Apparently, Moscow parks are somewhat hazardous, at last in terms of where you step. Moscow dog owners have historically done a poor job of picking up after their dogs, and local officials are trying to intervene. Soon, all Moscow parks will have paper bags and plastic scoops for people to use to pick up after their dogs.
One dog owner, supportive of the plan, stated “It’s absolutely essential – we really needed these bags. First of all, it’s very convenient. But also, now I’m not worried anymore about leaving the poo just lying around. The park is so beautiful.” [I would have thought that if you were worried about leaving poo lying around, you’d just take the initiative to pick it up, but I guess a little boost is needed to get some people started.]
This initiative in being undertaken for two main reasons. One is the obvious unsightly nature of poop piles in parks. The other is concern about infectious diseases. Prime Time Russia states that bacteria in dog feces can cause "allergies and an infection that leads to blindness. When dog feces dries and turns to dust, these bacteria are spread. Last year, 400 people in Moscow were diagnosed with the infection. The worst is the fact that since the dust is lying on the ground, children are particularly exposed to the danger."
This is a bit confusing. Feces isn’t much of a concern in terms of allergies. Further, I’m not aware of common bacterial infections from dogs that can cause blindness in people. I suspect they actually mean ocular larva migrans, a parasitic disease that can occur when a person inadvertently ingests eggs of the canine roundworm (Toxocara canis) that have been passed in feces of a dog, and that have lived in the environment for a long enough time to mature to their infective state. Regardless, there are clearly infectious disease concerns from exposure to dog feces in parks, particularly to children.

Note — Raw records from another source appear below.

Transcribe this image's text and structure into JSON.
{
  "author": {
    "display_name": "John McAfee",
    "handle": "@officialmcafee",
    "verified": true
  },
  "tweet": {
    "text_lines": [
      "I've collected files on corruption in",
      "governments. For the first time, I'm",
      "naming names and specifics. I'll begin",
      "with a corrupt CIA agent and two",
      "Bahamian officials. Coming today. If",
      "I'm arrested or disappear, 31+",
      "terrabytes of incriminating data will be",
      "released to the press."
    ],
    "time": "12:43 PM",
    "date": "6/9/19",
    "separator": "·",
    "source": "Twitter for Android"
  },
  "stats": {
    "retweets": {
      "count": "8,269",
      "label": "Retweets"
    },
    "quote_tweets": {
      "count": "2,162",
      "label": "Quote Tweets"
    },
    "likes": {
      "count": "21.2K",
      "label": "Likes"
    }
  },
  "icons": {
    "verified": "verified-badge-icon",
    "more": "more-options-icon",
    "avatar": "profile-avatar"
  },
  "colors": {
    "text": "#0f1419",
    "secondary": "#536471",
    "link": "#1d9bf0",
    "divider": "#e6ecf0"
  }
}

The approach of providing supplies for people to clean up after their dogs is novel. Some people might find it strange, since in many regions, people are quite good about picking up after their dogs. Providing supplies to people in those regions probably wouldn’t have much of an impact, since the responsible owners bring their own and the rest probably wouldn’t use them anyway. This type of initiative is potentially quite useful in areas where cleaning up after your dog is not as ingrained, and where providing supplies can act as both a reminder and as a way to assist. It will be interesting to see what kind of impact this has.